Dataset rows for apps and sites:
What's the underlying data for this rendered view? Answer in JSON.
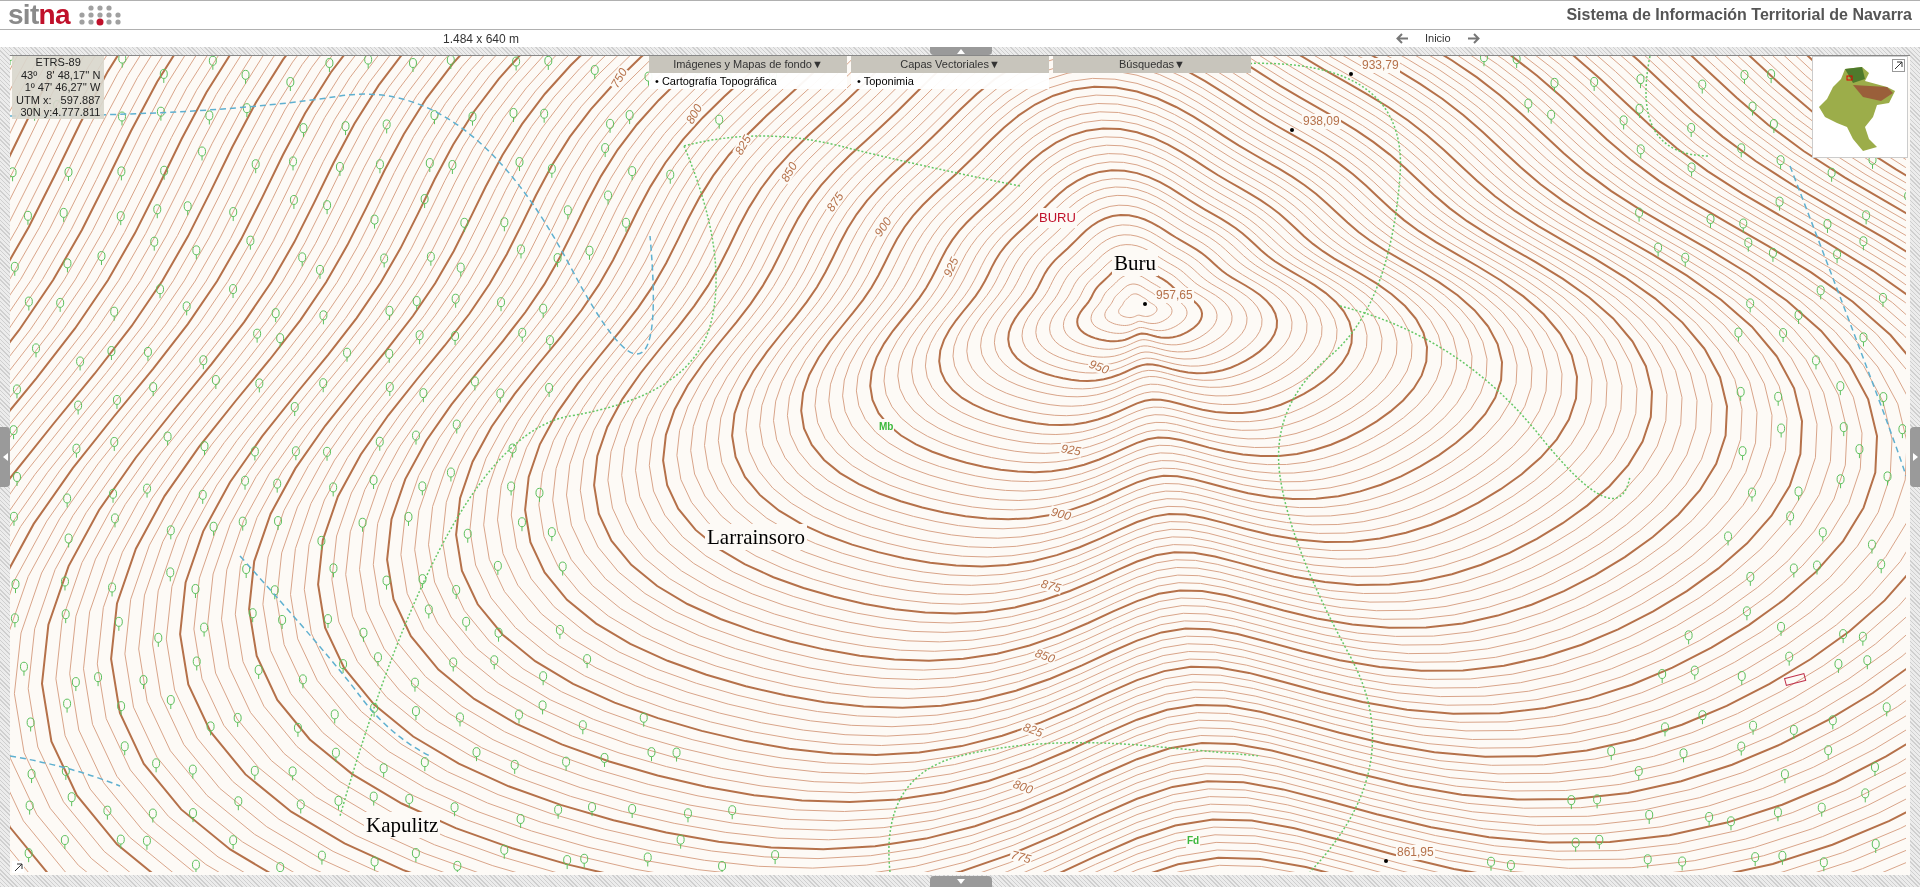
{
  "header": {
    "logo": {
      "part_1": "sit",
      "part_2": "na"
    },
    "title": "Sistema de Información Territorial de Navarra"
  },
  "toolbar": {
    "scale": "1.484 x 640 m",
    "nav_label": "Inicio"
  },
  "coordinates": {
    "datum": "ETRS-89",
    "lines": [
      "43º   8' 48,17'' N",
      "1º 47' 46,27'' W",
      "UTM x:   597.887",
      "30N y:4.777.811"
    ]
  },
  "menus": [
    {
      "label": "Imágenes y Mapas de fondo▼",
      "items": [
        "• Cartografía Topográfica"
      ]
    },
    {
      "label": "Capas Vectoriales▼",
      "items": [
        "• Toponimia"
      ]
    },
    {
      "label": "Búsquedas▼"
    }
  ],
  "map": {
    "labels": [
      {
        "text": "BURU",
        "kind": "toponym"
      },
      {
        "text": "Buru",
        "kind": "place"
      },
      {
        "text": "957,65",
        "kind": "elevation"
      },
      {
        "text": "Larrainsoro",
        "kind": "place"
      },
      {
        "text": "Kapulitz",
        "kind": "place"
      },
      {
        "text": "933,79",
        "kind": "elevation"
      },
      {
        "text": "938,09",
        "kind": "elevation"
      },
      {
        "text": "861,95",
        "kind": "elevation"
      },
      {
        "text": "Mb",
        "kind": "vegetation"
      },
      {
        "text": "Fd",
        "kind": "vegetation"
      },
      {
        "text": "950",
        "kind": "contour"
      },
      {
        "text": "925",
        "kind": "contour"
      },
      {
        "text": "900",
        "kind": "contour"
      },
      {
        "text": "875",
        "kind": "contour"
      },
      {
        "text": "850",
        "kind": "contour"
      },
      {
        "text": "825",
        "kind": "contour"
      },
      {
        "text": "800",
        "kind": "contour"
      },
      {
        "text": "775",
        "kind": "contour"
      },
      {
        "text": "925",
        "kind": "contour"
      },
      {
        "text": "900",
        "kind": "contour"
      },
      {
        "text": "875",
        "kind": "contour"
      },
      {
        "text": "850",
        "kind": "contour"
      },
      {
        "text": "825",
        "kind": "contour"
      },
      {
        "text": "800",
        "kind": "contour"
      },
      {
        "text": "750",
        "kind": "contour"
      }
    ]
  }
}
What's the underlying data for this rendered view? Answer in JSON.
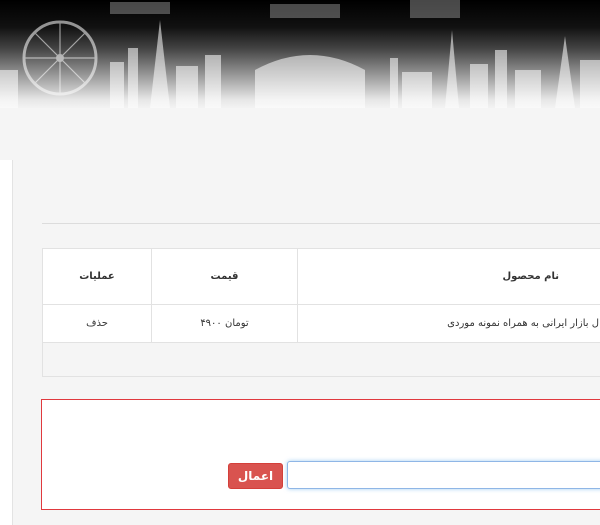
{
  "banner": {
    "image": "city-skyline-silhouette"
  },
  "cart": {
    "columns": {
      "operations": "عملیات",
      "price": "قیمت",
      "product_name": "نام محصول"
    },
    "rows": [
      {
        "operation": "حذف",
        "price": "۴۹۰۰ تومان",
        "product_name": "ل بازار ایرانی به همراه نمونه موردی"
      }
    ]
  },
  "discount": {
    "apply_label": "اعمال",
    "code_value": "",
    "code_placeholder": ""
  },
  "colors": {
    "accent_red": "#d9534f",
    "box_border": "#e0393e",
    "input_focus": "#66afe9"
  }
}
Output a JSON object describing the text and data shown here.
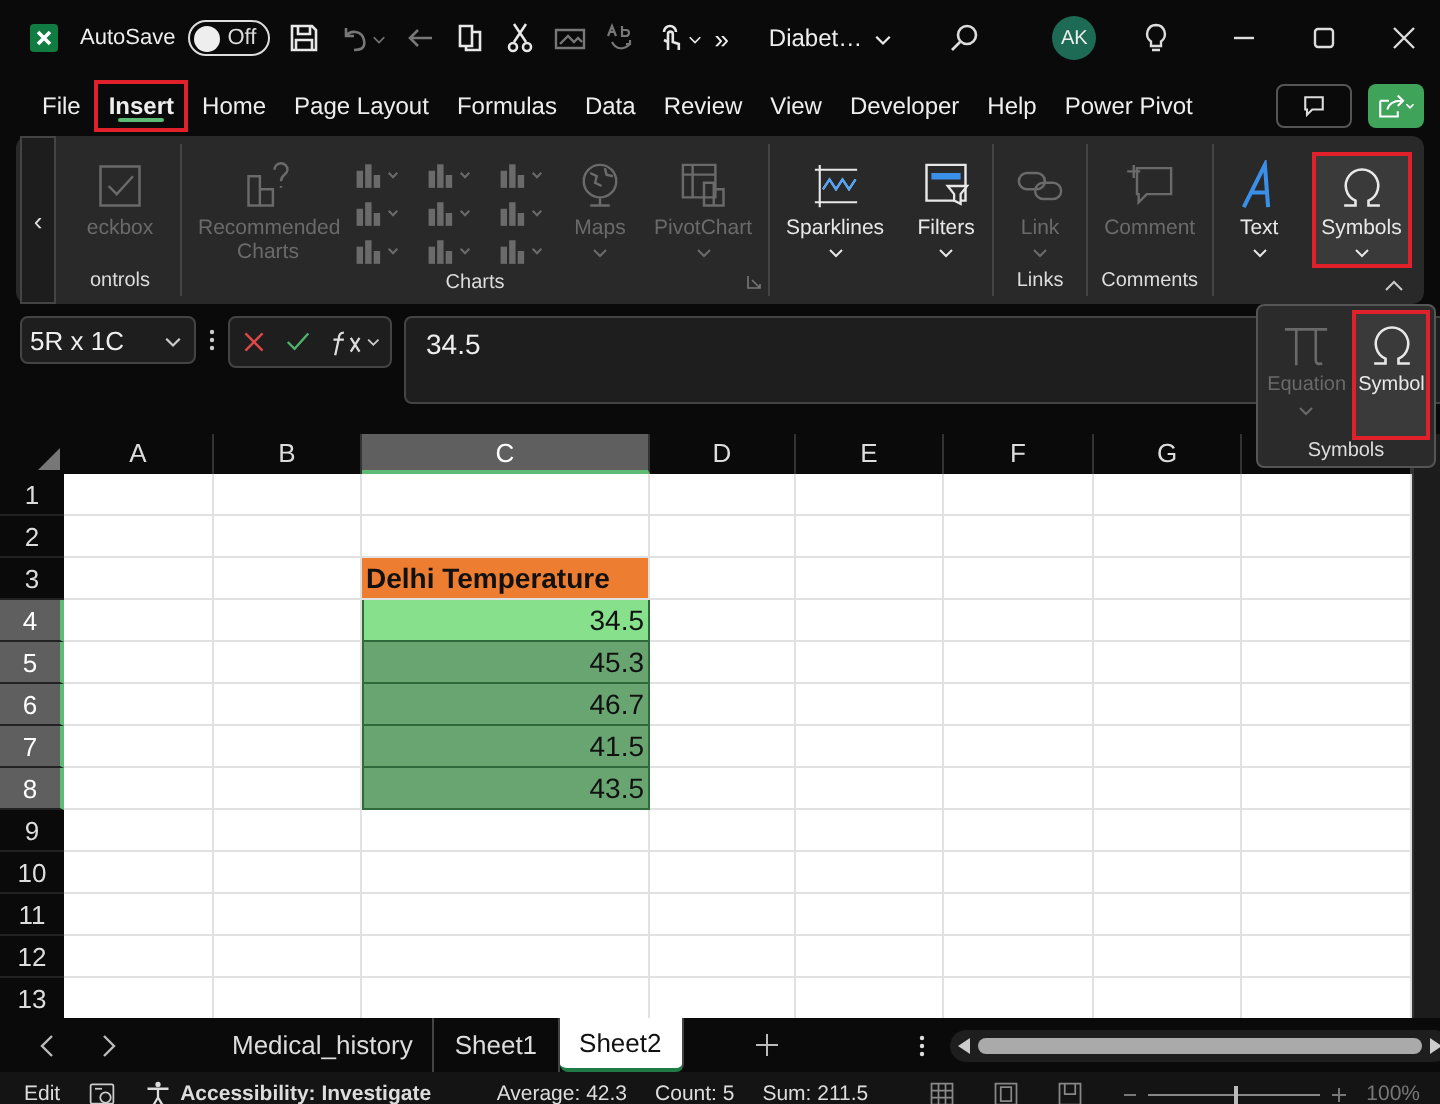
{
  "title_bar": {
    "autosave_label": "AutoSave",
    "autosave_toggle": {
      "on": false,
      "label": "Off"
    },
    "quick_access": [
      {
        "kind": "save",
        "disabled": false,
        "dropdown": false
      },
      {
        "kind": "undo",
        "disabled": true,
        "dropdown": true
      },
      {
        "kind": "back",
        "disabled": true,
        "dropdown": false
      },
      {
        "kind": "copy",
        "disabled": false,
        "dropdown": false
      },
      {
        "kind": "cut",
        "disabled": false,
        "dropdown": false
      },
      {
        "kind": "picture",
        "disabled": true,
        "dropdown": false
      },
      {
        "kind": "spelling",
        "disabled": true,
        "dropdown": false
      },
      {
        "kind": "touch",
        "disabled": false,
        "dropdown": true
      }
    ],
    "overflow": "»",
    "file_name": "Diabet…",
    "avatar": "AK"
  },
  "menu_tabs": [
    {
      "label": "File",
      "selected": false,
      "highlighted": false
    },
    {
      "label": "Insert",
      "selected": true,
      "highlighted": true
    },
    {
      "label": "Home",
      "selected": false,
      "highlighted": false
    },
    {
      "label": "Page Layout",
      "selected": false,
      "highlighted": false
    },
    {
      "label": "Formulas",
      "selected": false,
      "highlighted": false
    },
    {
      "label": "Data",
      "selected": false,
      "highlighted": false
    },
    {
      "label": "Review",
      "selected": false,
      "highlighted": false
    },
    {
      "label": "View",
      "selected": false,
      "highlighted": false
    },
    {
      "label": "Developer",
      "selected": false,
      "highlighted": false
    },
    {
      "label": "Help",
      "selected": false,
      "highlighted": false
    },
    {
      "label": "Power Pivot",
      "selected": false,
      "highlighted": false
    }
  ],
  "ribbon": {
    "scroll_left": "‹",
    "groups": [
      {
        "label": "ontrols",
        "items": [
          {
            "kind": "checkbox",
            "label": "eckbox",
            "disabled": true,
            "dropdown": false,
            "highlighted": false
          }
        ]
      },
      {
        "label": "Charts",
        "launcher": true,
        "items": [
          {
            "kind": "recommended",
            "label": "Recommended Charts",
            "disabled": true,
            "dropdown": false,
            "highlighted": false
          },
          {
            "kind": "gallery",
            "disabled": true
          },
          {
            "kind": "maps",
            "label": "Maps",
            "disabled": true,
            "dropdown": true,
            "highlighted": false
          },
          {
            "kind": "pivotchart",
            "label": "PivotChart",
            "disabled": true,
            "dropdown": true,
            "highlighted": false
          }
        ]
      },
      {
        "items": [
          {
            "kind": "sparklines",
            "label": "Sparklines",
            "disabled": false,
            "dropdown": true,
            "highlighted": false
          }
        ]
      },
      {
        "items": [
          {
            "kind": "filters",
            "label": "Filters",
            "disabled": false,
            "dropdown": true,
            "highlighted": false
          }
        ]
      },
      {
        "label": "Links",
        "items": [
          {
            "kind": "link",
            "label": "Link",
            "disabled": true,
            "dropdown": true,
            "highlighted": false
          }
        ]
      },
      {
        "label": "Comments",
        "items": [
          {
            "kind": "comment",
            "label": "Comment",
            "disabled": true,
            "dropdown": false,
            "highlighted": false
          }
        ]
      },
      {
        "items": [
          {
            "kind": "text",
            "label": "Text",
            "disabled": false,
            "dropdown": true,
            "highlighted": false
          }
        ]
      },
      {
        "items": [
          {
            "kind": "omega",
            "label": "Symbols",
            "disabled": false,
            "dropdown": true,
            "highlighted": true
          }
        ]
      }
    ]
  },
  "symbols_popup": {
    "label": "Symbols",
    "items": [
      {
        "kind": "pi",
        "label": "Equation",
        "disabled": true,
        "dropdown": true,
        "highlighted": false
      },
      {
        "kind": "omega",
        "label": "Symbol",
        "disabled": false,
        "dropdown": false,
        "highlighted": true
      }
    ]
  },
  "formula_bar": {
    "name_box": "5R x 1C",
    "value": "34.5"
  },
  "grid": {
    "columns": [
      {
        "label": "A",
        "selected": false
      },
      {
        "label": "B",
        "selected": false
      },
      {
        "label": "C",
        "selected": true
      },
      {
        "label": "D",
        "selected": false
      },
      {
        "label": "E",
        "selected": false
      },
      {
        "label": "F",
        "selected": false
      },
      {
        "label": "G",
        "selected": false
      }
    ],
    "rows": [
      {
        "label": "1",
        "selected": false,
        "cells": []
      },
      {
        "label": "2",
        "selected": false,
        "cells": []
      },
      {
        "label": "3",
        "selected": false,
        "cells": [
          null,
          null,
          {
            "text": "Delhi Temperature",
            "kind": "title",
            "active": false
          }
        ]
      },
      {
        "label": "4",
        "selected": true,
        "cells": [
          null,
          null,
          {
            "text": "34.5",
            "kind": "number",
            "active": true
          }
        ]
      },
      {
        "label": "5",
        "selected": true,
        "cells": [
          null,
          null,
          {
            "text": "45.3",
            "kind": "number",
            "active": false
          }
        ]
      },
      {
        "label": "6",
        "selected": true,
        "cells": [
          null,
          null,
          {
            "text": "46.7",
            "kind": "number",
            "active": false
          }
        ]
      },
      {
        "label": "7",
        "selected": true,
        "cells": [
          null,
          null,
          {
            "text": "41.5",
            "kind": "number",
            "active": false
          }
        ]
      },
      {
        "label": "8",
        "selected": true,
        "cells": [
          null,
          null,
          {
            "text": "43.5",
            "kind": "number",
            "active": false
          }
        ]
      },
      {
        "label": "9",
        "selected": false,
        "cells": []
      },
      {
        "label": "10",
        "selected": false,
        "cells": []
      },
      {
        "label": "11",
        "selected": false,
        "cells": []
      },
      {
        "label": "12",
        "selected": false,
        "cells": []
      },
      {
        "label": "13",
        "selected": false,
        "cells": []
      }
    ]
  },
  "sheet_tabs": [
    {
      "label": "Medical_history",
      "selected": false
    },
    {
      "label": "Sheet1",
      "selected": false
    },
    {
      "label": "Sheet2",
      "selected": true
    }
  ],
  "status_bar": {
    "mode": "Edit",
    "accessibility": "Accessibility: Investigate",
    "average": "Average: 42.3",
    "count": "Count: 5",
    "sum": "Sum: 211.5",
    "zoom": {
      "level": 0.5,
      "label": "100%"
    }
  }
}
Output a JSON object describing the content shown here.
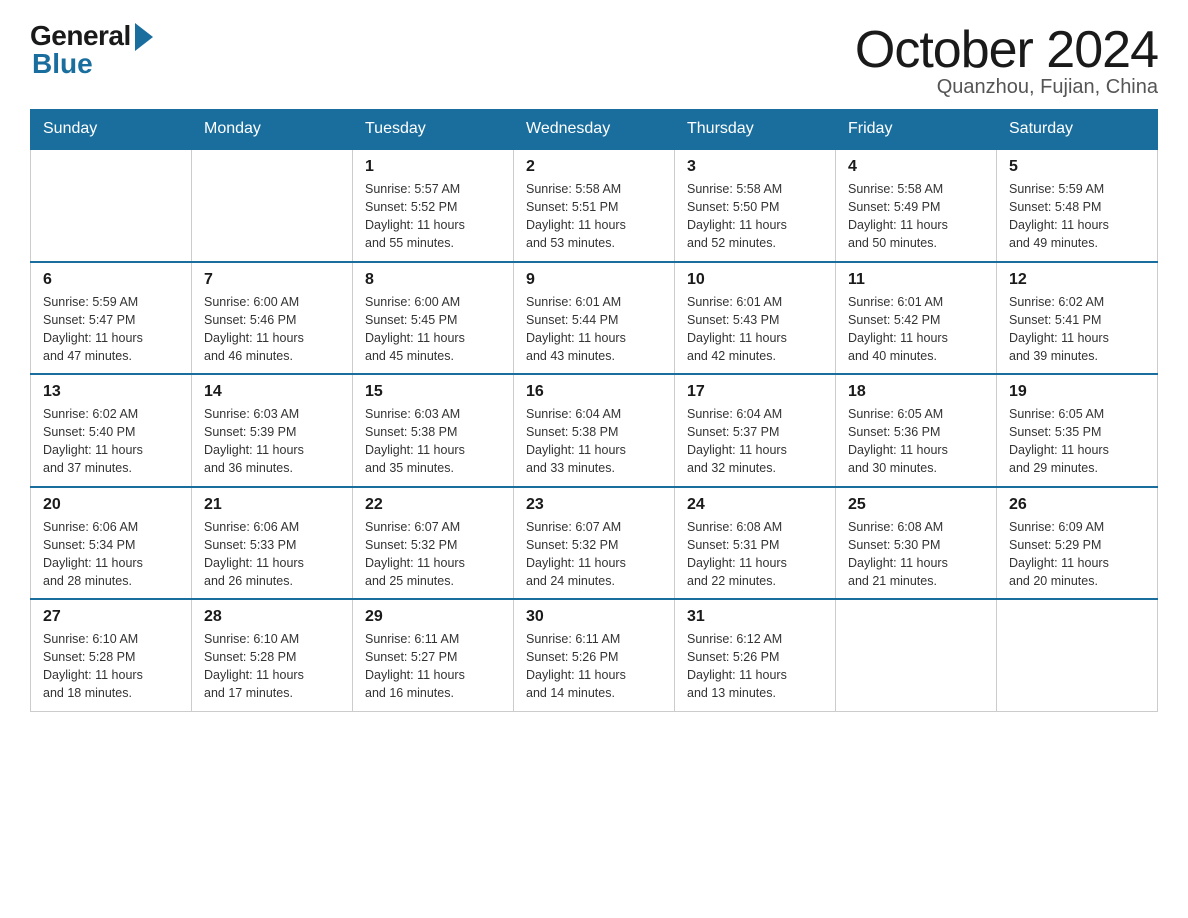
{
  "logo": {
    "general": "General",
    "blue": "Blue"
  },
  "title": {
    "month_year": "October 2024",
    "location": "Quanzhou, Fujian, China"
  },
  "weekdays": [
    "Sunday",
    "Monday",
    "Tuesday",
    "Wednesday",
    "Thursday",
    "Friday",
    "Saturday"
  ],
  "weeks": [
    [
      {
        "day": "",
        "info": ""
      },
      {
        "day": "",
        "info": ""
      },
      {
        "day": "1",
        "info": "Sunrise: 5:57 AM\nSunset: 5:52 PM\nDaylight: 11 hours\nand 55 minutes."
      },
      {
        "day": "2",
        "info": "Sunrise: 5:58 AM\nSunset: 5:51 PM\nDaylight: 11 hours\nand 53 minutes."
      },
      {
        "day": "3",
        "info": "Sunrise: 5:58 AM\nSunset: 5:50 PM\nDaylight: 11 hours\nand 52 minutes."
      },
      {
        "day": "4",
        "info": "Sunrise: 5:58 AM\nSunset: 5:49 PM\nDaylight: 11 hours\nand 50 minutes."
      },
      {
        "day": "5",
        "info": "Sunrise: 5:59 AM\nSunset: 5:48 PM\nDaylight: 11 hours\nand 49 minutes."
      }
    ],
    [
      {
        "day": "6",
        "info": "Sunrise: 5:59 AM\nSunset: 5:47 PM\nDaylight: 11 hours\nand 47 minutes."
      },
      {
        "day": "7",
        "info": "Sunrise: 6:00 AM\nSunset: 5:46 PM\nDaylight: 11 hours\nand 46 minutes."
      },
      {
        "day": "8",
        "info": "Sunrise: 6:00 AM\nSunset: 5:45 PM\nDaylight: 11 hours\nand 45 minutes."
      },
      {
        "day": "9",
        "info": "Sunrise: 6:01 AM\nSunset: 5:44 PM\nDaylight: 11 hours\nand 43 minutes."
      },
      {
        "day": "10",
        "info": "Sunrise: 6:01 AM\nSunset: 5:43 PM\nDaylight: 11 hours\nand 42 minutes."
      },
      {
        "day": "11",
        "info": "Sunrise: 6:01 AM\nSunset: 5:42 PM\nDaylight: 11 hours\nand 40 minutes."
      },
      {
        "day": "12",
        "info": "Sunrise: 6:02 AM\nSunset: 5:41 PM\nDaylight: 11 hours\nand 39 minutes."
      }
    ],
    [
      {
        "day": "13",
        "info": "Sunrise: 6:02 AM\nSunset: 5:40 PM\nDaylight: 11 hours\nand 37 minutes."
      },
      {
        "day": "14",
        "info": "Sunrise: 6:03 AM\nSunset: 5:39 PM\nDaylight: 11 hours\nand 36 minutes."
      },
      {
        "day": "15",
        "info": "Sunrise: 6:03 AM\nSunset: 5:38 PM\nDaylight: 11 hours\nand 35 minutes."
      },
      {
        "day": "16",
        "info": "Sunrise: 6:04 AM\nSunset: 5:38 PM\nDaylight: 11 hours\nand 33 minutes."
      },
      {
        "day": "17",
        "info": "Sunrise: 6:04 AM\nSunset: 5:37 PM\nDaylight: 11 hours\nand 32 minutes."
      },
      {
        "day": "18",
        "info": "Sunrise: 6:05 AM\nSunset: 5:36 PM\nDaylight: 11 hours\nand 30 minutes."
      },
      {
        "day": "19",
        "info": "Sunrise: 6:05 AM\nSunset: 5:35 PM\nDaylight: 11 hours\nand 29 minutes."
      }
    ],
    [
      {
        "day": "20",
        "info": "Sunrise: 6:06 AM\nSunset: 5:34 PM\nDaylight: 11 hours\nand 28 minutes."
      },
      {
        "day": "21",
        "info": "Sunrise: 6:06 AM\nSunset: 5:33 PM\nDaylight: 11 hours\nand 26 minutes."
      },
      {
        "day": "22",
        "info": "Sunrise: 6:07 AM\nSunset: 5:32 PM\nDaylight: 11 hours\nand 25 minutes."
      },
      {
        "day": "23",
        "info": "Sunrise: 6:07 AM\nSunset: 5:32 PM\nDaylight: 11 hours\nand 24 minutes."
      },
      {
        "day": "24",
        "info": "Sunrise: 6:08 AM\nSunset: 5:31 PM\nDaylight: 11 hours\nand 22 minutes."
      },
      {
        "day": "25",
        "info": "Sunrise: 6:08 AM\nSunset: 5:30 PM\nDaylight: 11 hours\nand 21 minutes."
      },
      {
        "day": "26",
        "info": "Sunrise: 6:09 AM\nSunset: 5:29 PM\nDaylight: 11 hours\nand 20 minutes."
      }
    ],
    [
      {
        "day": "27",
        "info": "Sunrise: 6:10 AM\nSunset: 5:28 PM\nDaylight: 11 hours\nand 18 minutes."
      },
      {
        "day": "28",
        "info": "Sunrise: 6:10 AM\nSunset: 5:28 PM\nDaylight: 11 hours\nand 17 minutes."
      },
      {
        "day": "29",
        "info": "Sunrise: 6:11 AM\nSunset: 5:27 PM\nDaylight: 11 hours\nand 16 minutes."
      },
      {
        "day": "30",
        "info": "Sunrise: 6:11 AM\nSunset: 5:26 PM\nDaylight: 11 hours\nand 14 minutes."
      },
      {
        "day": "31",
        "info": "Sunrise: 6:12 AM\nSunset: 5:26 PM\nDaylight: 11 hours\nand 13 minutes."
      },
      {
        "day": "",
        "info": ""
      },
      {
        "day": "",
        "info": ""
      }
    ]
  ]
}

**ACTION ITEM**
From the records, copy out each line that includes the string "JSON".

**REPLY**
What's the underlying data for this rendered view? Answer in JSON.
What's the underlying data for this rendered view? Answer in JSON.
Output a JSON object describing the text and data shown here.
Output a JSON object describing the content shown here.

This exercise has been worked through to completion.